§ GOAL OF THE EXERCISE:
Copies of all lines that contain "star" are needed; take them from the data below.
====================
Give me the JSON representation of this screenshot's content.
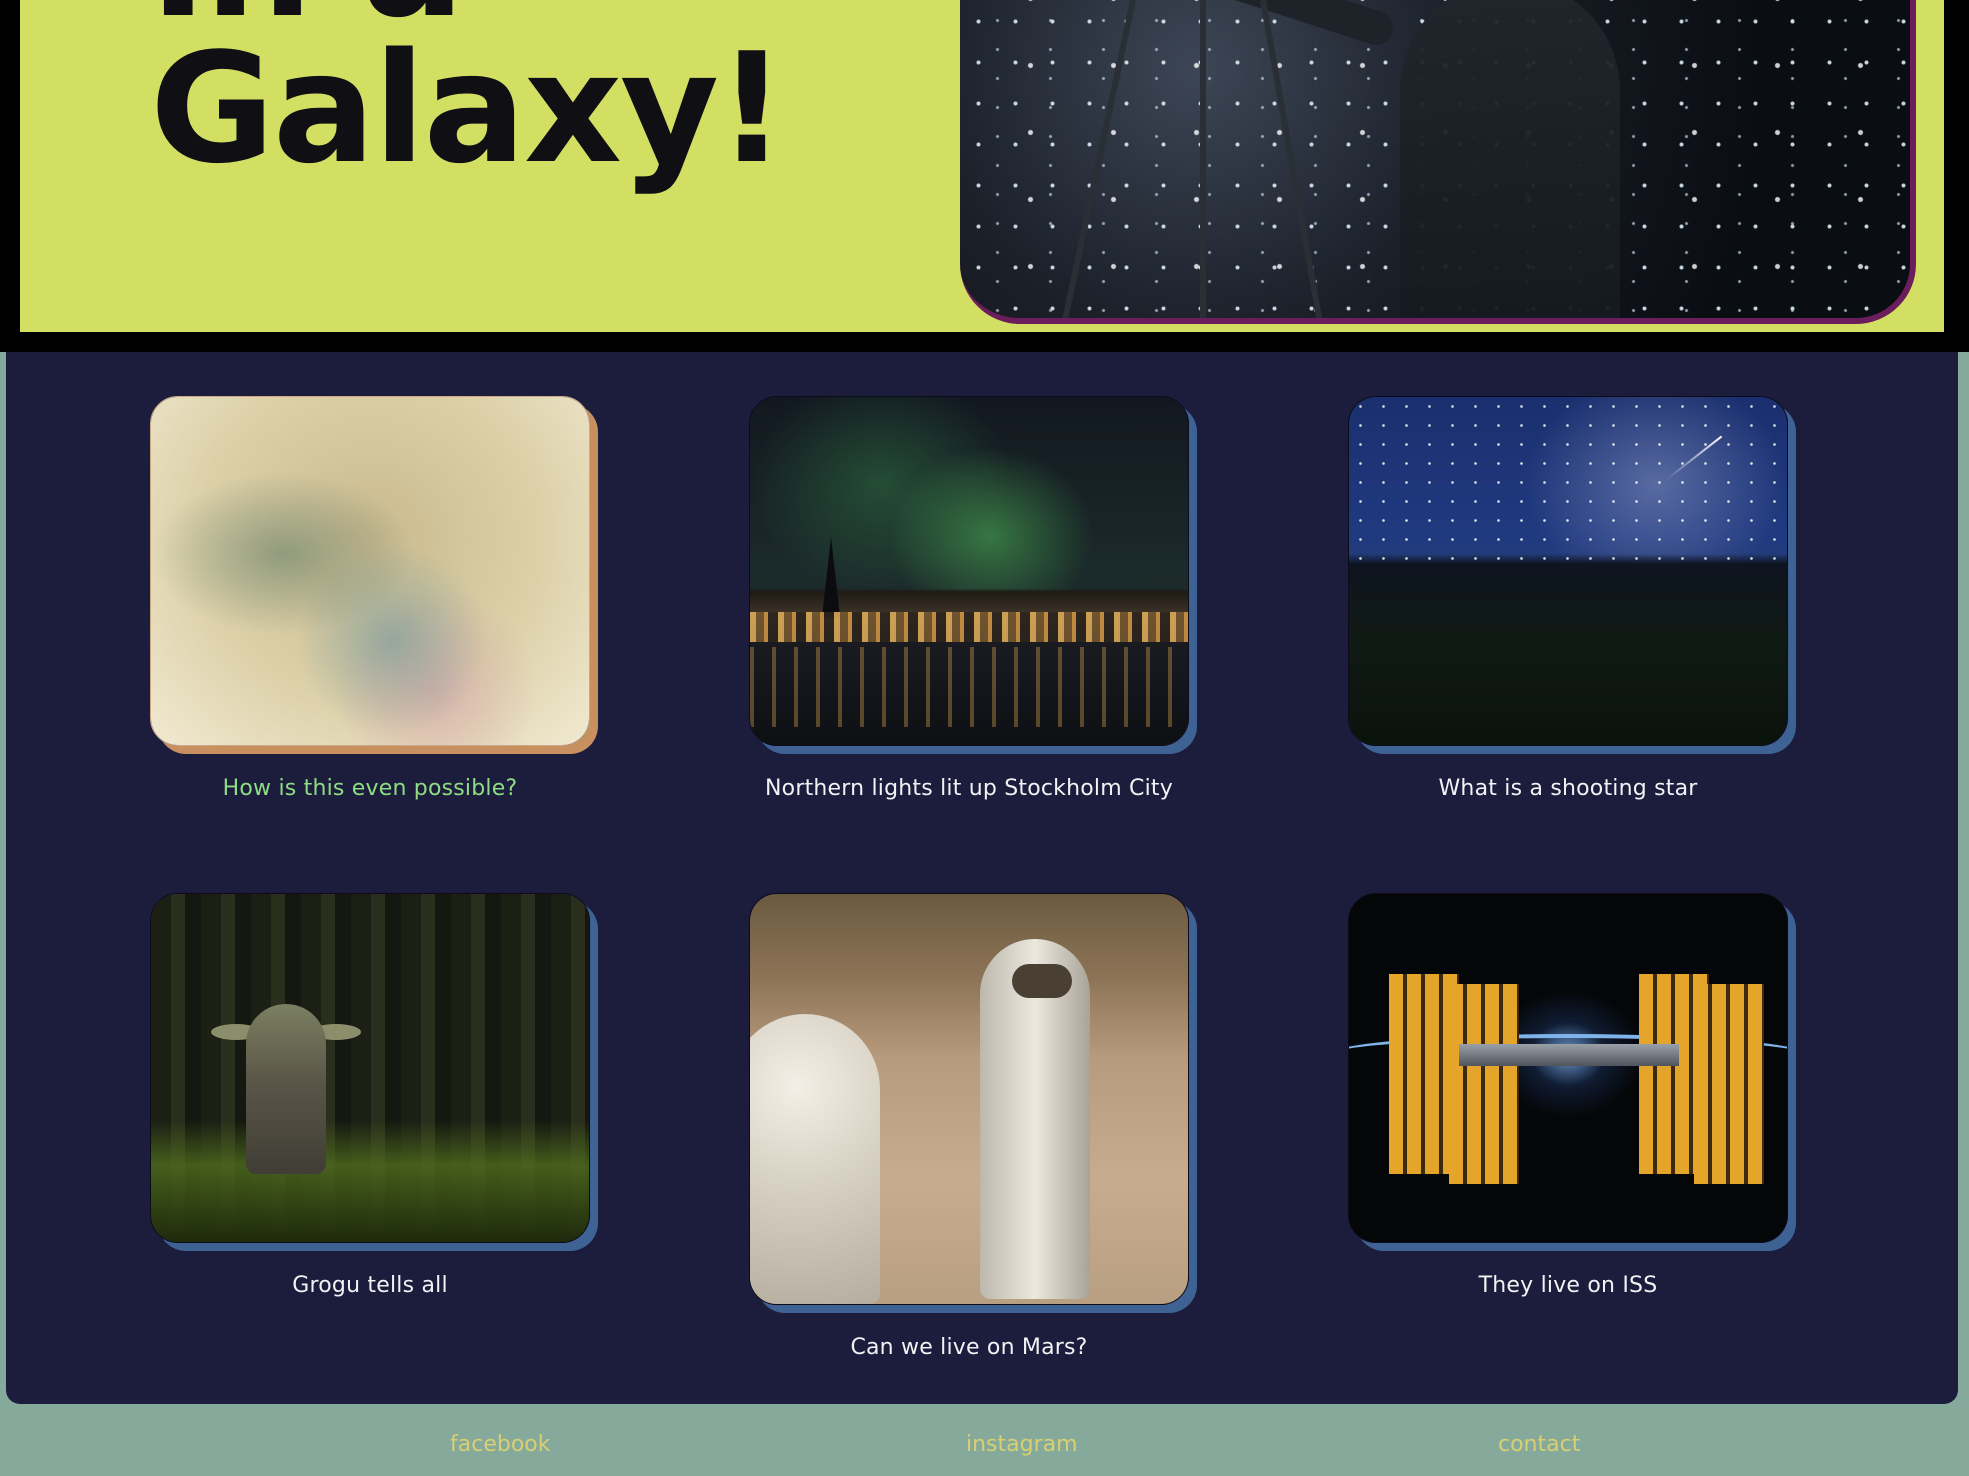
{
  "hero": {
    "title_line1": "In a",
    "title_line2": "Galaxy!"
  },
  "gallery": {
    "cards": [
      {
        "caption": "How is this even possible?",
        "image": "nebula"
      },
      {
        "caption": "Northern lights lit up Stockholm City",
        "image": "stockholm"
      },
      {
        "caption": "What is a shooting star",
        "image": "shooting-star"
      },
      {
        "caption": "Grogu tells all",
        "image": "grogu"
      },
      {
        "caption": "Can we live on Mars?",
        "image": "mars-astronauts"
      },
      {
        "caption": "They live on ISS",
        "image": "iss"
      }
    ]
  },
  "footer": {
    "links": [
      "facebook",
      "instagram",
      "contact"
    ]
  },
  "colors": {
    "hero_bg": "#d3df63",
    "panel_bg": "#1c1c3d",
    "page_bg": "#85a99a",
    "highlight_caption": "#8fdd83",
    "footer_link": "#d9cf73",
    "card_shadow": "#3f6294"
  }
}
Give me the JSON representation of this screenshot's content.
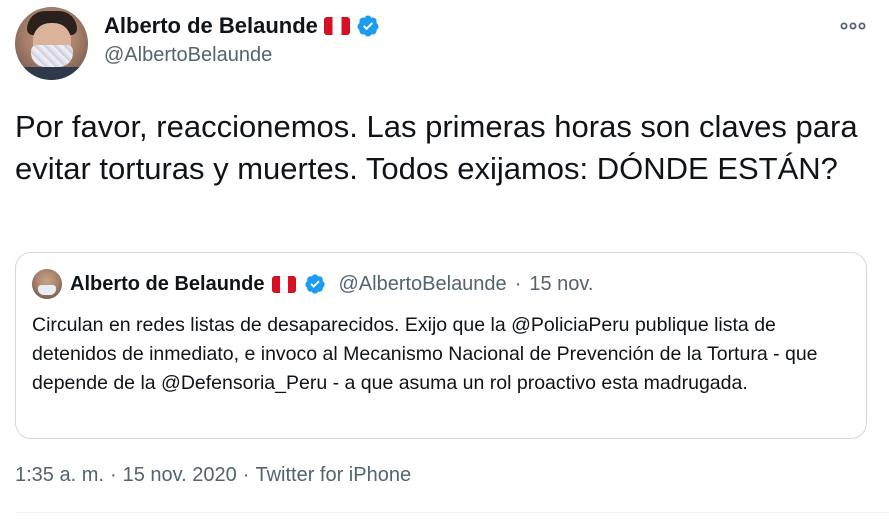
{
  "author": {
    "name": "Alberto de Belaunde",
    "handle": "@AlbertoBelaunde"
  },
  "tweet": {
    "text": "Por favor, reaccionemos. Las primeras horas son claves para evitar torturas y muertes. Todos exijamos: DÓNDE ESTÁN?"
  },
  "quoted_tweet": {
    "name": "Alberto de Belaunde",
    "handle": "@AlbertoBelaunde",
    "separator": "·",
    "date": "15 nov.",
    "text": "Circulan en redes listas de desaparecidos. Exijo que la @PoliciaPeru publique lista de detenidos de inmediato, e invoco al Mecanismo Nacional de Prevención de la Tortura - que depende de la @Defensoria_Peru - a que asuma un rol proactivo esta madrugada."
  },
  "footer": {
    "time": "1:35 a. m.",
    "sep1": "·",
    "date": "15 nov. 2020",
    "sep2": "·",
    "source": "Twitter for iPhone"
  },
  "icons": {
    "verified": "verified-badge-icon",
    "flag": "peru-flag-icon",
    "more": "more-options-icon"
  },
  "colors": {
    "verified": "#1d9bf0",
    "secondary_text": "#536471",
    "border": "#cfd9de",
    "flag_red": "#d91023"
  }
}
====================
§ TASK ANSWER:
        "caption": "What is a shooting star",
        "image": "shooting-star"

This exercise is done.